Barry's been trying to do the same, but in a left-handed way. He doesn't have a Richard Sherman, Kam Chancellor or Michael Bennett. Nor does he have a Von Miller, DeMarcus Ware or Aqib Talib.
So Barry should adopt the game-plan approach. It's a hybrid formula that shifts from week to week, reacting to different threats and maximizing changing personnel. Consider the Patriots the finest example.
New England head coach Bill Belichick will change his defensive philosophy, from X's and O's to players, just for a specific opponent.
If the Patriots face a pass-happy offense, expect the snap counts to be high for rush ends and flexible cover men. Forget the 3-4 with its house-sized trench warriors. Expect to see the Pats in a nickel as their base. Flip the script, and Belichick will answer a run-heavy foe with beefy fronts that load the box.
A star one week for the Patriots defense is likely to spend the next watching from the sidelines if the new matchup doesn't favor him.
Belichick's defense isn't a system. It's a shape-shifting chameleon designed to eliminate a different threat each week. The Redskins could do the same.
For instance, as good as Knighton is, does he even need to see the field that often against the New York Giants in Week 12? Why employ a premier run-stuffer against the league's 26th-ranked rushing attack?
Instead, against quarterback Eli Manning and pass-catching running backs as prolific as Rashad Jennings and Shane Vereen, Barry needs flexible pass-rushers like Ryan Kerrigan and rookie Preston Smith to pressure the pocket and peel off in coverage.
Slowing down a deeper-than-you-think receiving corps led by Odell Beckham Jr. demands playing nickel as the base defense. Making life uncomfortable for Manning means taking Beckham away, even if space is left for others. Barry has to trust the younger Manning will always look the Madden cover boy's way when it counts.
This is how a hybrid play-caller rolls. Game-plan defenses can be stingy giving up points even without premium talent. They also often deliver in pressure-packed games. Consider every one of Washington's games pressure-packed given the congested nature of the NFC East division race.
The best way to win those games is Barry skewing his preferred system, one he lacks the talent to make work, at least this year, for a defensive hall of mirrors that shifts focus each week.
Cobbling together a defense effective and miserly enough to improve Washington's 4-6 record demands more creative aggression from the man calling the plays.
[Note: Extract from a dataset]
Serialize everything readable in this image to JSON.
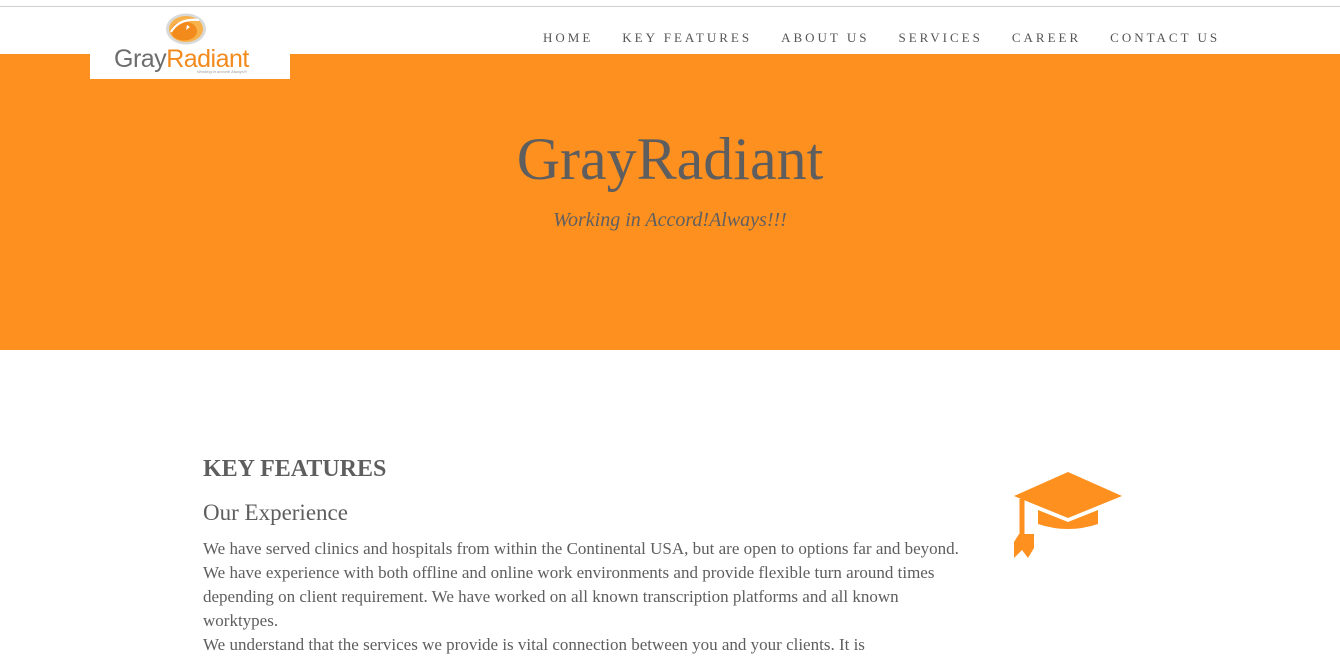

Until he has the players to make his grand design work, Barry must lean on a more fluid philosophy, starting against the Giants.
Statistics and player information via NFL.com unless otherwise stated.